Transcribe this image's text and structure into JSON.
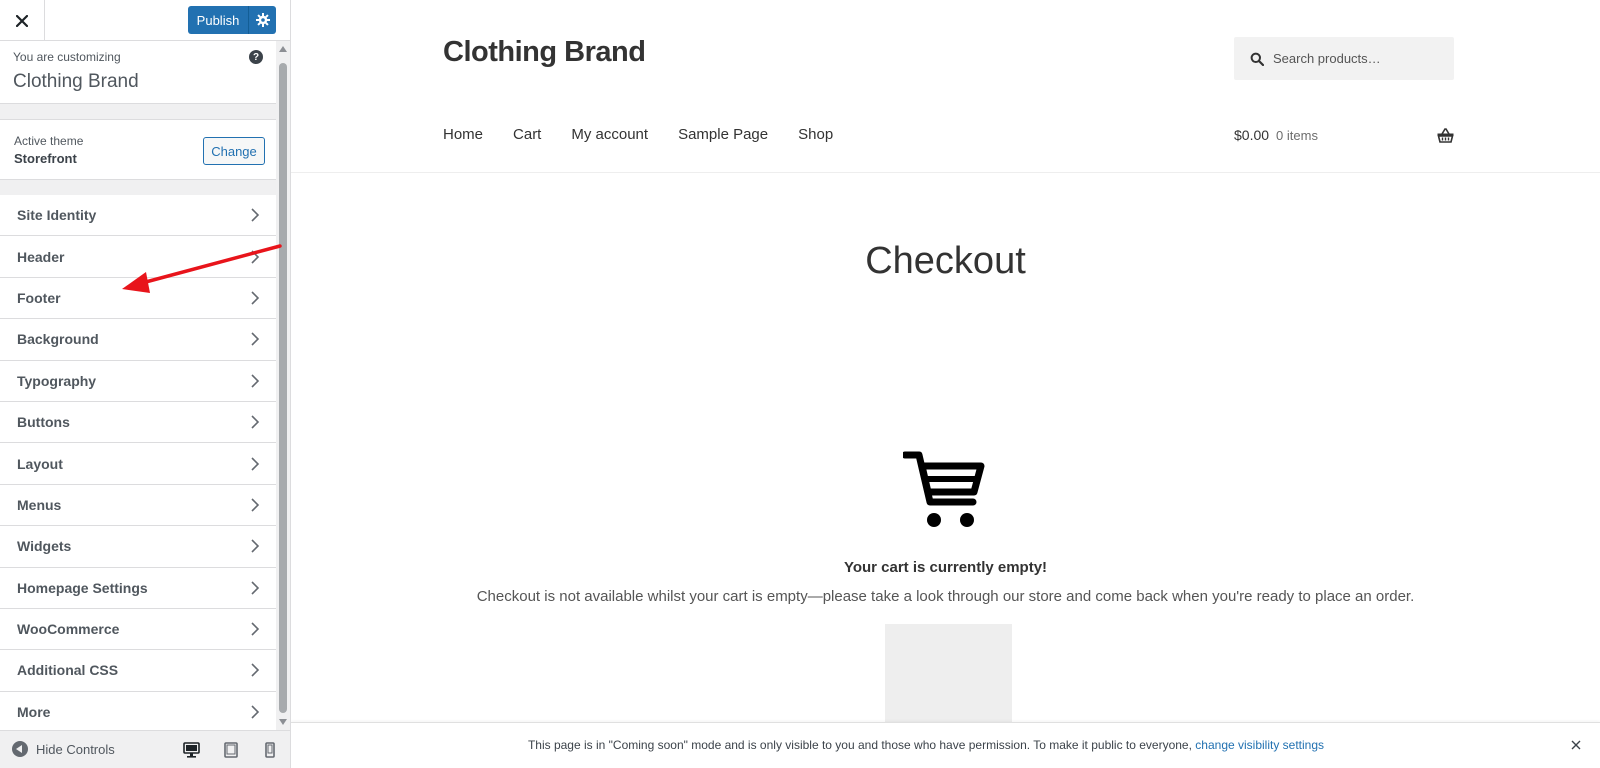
{
  "customizer": {
    "publish_label": "Publish",
    "customizing_label": "You are customizing",
    "site_name": "Clothing Brand",
    "active_theme_label": "Active theme",
    "theme_name": "Storefront",
    "change_label": "Change",
    "sections": [
      {
        "label": "Site Identity"
      },
      {
        "label": "Header"
      },
      {
        "label": "Footer"
      },
      {
        "label": "Background"
      },
      {
        "label": "Typography"
      },
      {
        "label": "Buttons"
      },
      {
        "label": "Layout"
      },
      {
        "label": "Menus"
      },
      {
        "label": "Widgets"
      },
      {
        "label": "Homepage Settings"
      },
      {
        "label": "WooCommerce"
      },
      {
        "label": "Additional CSS"
      },
      {
        "label": "More"
      }
    ],
    "hide_controls_label": "Hide Controls"
  },
  "preview": {
    "site_title": "Clothing Brand",
    "search_placeholder": "Search products…",
    "nav": [
      {
        "label": "Home"
      },
      {
        "label": "Cart"
      },
      {
        "label": "My account"
      },
      {
        "label": "Sample Page"
      },
      {
        "label": "Shop"
      }
    ],
    "cart_amount": "$0.00",
    "cart_count": "0 items",
    "page_title": "Checkout",
    "empty_title": "Your cart is currently empty!",
    "empty_message": "Checkout is not available whilst your cart is empty—please take a look through our store and come back when you're ready to place an order."
  },
  "notice": {
    "message": "This page is in \"Coming soon\" mode and is only visible to you and those who have permission. To make it public to everyone,",
    "link_text": "change visibility settings"
  },
  "colors": {
    "accent": "#2271b1",
    "annotation_arrow": "#e8141b"
  }
}
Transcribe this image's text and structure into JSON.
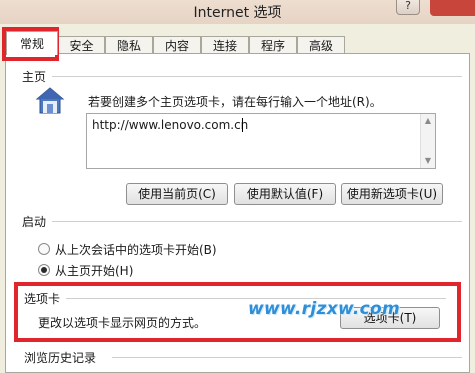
{
  "window": {
    "title": "Internet 选项",
    "help_glyph": "?"
  },
  "tabs": [
    {
      "label": "常规",
      "active": true
    },
    {
      "label": "安全"
    },
    {
      "label": "隐私"
    },
    {
      "label": "内容"
    },
    {
      "label": "连接"
    },
    {
      "label": "程序"
    },
    {
      "label": "高级"
    }
  ],
  "homepage": {
    "section_title": "主页",
    "description": "若要创建多个主页选项卡，请在每行输入一个地址(R)。",
    "url": "http://www.lenovo.com.cn",
    "buttons": {
      "use_current": "使用当前页(C)",
      "use_default": "使用默认值(F)",
      "use_new_tab": "使用新选项卡(U)"
    }
  },
  "startup": {
    "section_title": "启动",
    "options": [
      {
        "label": "从上次会话中的选项卡开始(B)",
        "checked": false
      },
      {
        "label": "从主页开始(H)",
        "checked": true
      }
    ]
  },
  "tabs_section": {
    "section_title": "选项卡",
    "description": "更改以选项卡显示网页的方式。",
    "button": "选项卡(T)"
  },
  "history": {
    "section_title": "浏览历史记录"
  },
  "watermark": "www.rjzxw.com",
  "colors": {
    "highlight": "#e0262c",
    "watermark": "#2e8fd8",
    "dialog_bg": "#f0eedf"
  }
}
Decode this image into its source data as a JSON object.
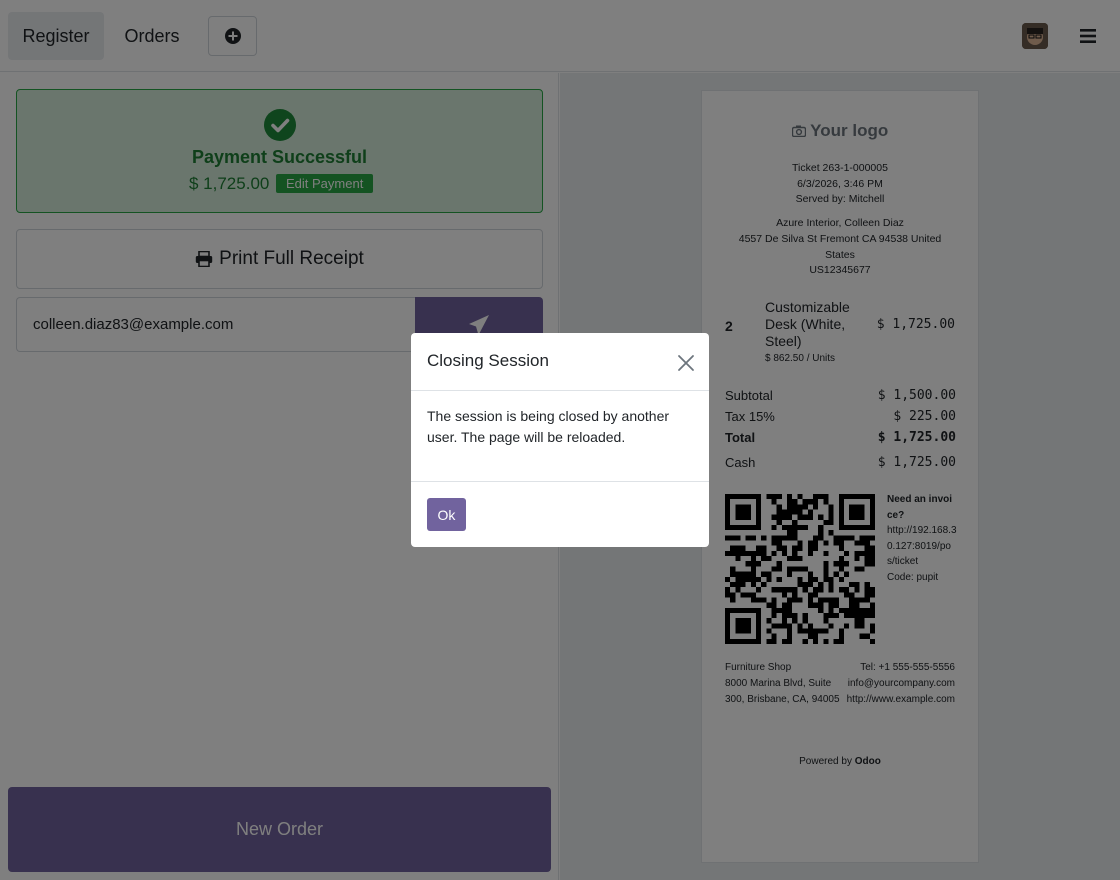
{
  "navbar": {
    "tab_register": "Register",
    "tab_orders": "Orders"
  },
  "payment": {
    "title": "Payment Successful",
    "amount": "$ 1,725.00",
    "edit_label": "Edit Payment",
    "status_color": "#28a745"
  },
  "actions": {
    "print_label": "Print Full Receipt",
    "email_value": "colleen.diaz83@example.com",
    "new_order_label": "New Order",
    "accent_color": "#71639e"
  },
  "receipt": {
    "logo": "Your logo",
    "ticket": "Ticket 263-1-000005",
    "datetime": "6/3/2026, 3:46 PM",
    "served_by": "Served by: Mitchell",
    "customer_name": "Azure Interior, Colleen Diaz",
    "customer_address_1": "4557 De Silva St Fremont CA 94538 United",
    "customer_address_2": "States",
    "customer_vat": "US12345677",
    "line": {
      "qty": "2",
      "product": "Customizable Desk (White, Steel)",
      "unit_price": "$ 862.50 / Units",
      "price": "$ 1,725.00"
    },
    "subtotal_label": "Subtotal",
    "subtotal_value": "$ 1,500.00",
    "tax_label": "Tax 15%",
    "tax_value": "$ 225.00",
    "total_label": "Total",
    "total_value": "$ 1,725.00",
    "cash_label": "Cash",
    "cash_value": "$ 1,725.00",
    "invoice_title": "Need an invoice?",
    "invoice_url": "http://192.168.30.127:8019/pos/ticket",
    "invoice_code": "Code: pupit",
    "company_name": "Furniture Shop",
    "company_address": "8000 Marina Blvd, Suite 300, Brisbane, CA, 94005",
    "company_tel": "Tel: +1 555-555-5556",
    "company_email": "info@yourcompany.com",
    "company_web": "http://www.example.com",
    "powered_prefix": "Powered by",
    "powered_brand": "Odoo"
  },
  "modal": {
    "title": "Closing Session",
    "body": "The session is being closed by another user. The page will be reloaded.",
    "ok_label": "Ok"
  },
  "icons": {
    "add": "plus-circle-icon",
    "menu": "hamburger-icon",
    "check": "check-circle-icon",
    "print": "printer-icon",
    "send": "paper-plane-icon",
    "close": "close-icon"
  }
}
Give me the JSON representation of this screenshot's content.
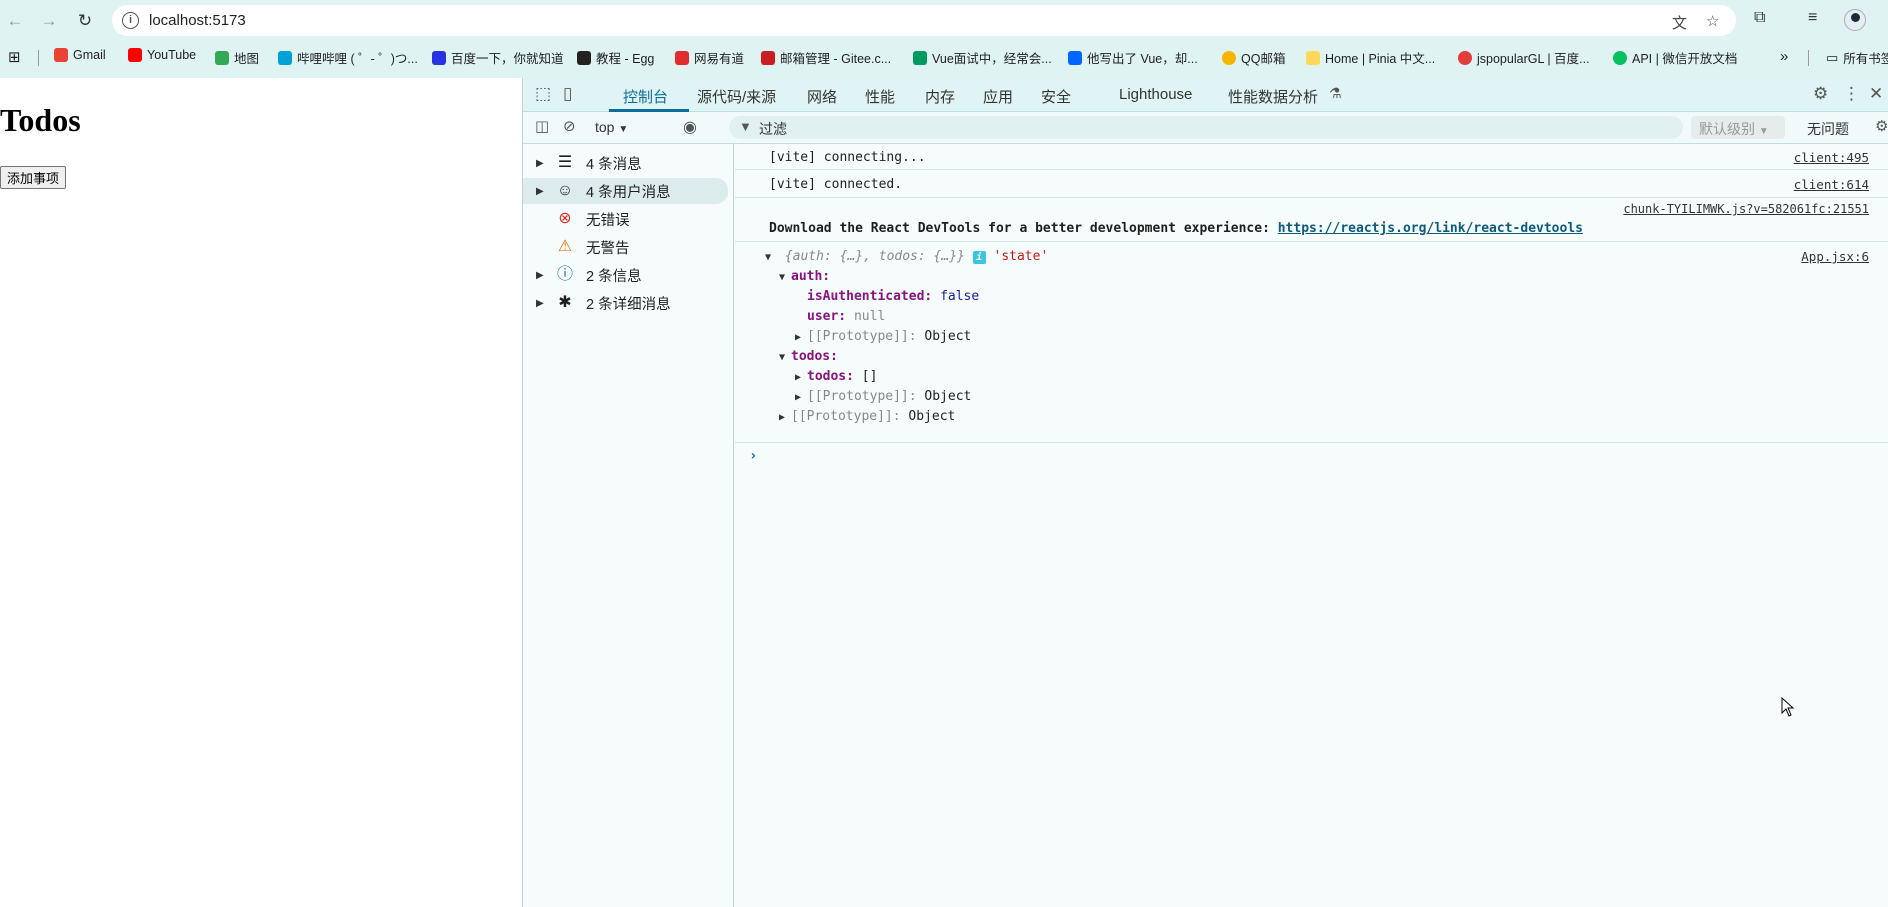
{
  "browser": {
    "url": "localhost:5173",
    "bookmarks": [
      {
        "label": "Gmail",
        "color": "#ea4335"
      },
      {
        "label": "YouTube",
        "color": "#ff0000"
      },
      {
        "label": "地图",
        "color": "#34a853"
      },
      {
        "label": "哔哩哔哩 ( ゜- ゜)つ...",
        "color": "#00a1d6"
      },
      {
        "label": "百度一下，你就知道",
        "color": "#2932e1"
      },
      {
        "label": "教程 - Egg",
        "color": "#222222"
      },
      {
        "label": "网易有道",
        "color": "#e12d2d"
      },
      {
        "label": "邮箱管理 - Gitee.c...",
        "color": "#c71d23"
      },
      {
        "label": "Vue面试中，经常会...",
        "color": "#009a61"
      },
      {
        "label": "他写出了 Vue，却...",
        "color": "#0066ff"
      },
      {
        "label": "QQ邮箱",
        "color": "#f7b500"
      },
      {
        "label": "Home | Pinia 中文...",
        "color": "#ffd859"
      },
      {
        "label": "jspopularGL | 百度...",
        "color": "#e23c3c"
      },
      {
        "label": "API | 微信开放文档",
        "color": "#07c160"
      }
    ],
    "bookmarks_overflow": "»",
    "all_bookmarks": "所有书签"
  },
  "page": {
    "heading": "Todos",
    "add_button": "添加事项"
  },
  "devtools": {
    "tabs": [
      "控制台",
      "源代码/来源",
      "网络",
      "性能",
      "内存",
      "应用",
      "安全",
      "Lighthouse",
      "性能数据分析"
    ],
    "context": "top",
    "filter_placeholder": "过滤",
    "level": "默认级别",
    "issues": "无问题",
    "sidebar": [
      {
        "label": "4 条消息",
        "icon": "list-icon",
        "expandable": true
      },
      {
        "label": "4 条用户消息",
        "icon": "user-icon",
        "expandable": true
      },
      {
        "label": "无错误",
        "icon": "error-icon",
        "expandable": false
      },
      {
        "label": "无警告",
        "icon": "warning-icon",
        "expandable": false
      },
      {
        "label": "2 条信息",
        "icon": "info-icon",
        "expandable": true
      },
      {
        "label": "2 条详细消息",
        "icon": "bug-icon",
        "expandable": true
      }
    ],
    "console": {
      "line1": {
        "msg": "[vite] connecting...",
        "src": "client:495"
      },
      "line2": {
        "msg": "[vite] connected.",
        "src": "client:614"
      },
      "line3": {
        "src": "chunk-TYILIMWK.js?v=582061fc:21551",
        "msg": "Download the React DevTools for a better development experience: ",
        "link": "https://reactjs.org/link/react-devtools"
      },
      "state": {
        "summary": "{auth: {…}, todos: {…}}",
        "label": "'state'",
        "src": "App.jsx:6",
        "auth_key": "auth:",
        "is_auth_key": "isAuthenticated:",
        "is_auth_val": "false",
        "user_key": "user:",
        "user_val": "null",
        "proto_key": "[[Prototype]]:",
        "proto_val": "Object",
        "todos_key": "todos:",
        "todos_inner_key": "todos:",
        "todos_inner_val": "[]"
      }
    }
  }
}
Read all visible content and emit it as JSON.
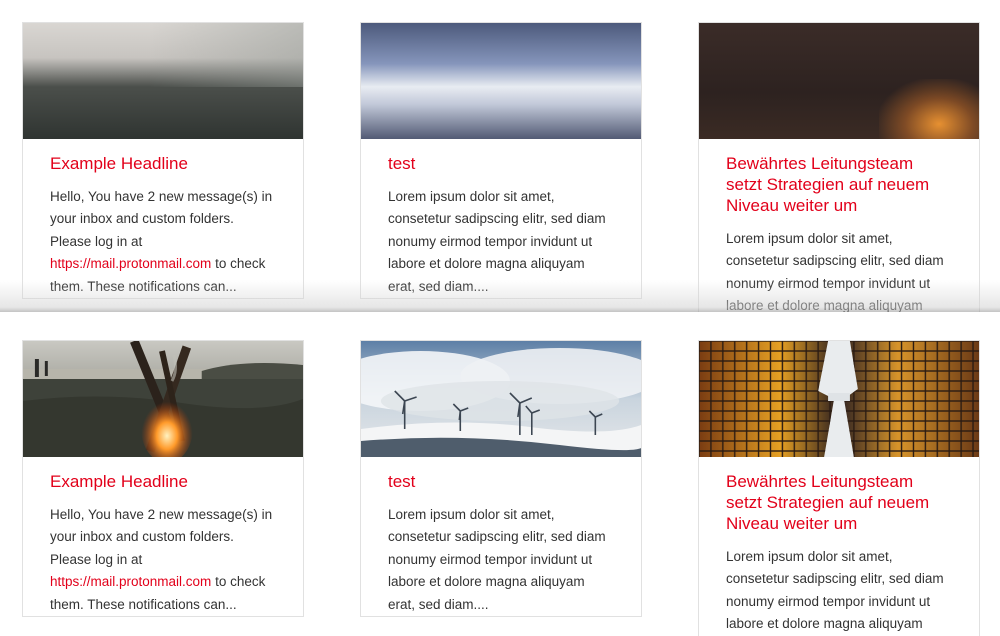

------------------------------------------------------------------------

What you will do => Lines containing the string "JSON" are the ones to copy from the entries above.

Result for this task =>
Transcribe this image's text and structure into JSON.
Transcribe this image's text and structure into JSON.
Decode this image into its source data as a JSON object.
Give me the JSON representation of this screenshot's content.
Read all visible content and emit it as JSON.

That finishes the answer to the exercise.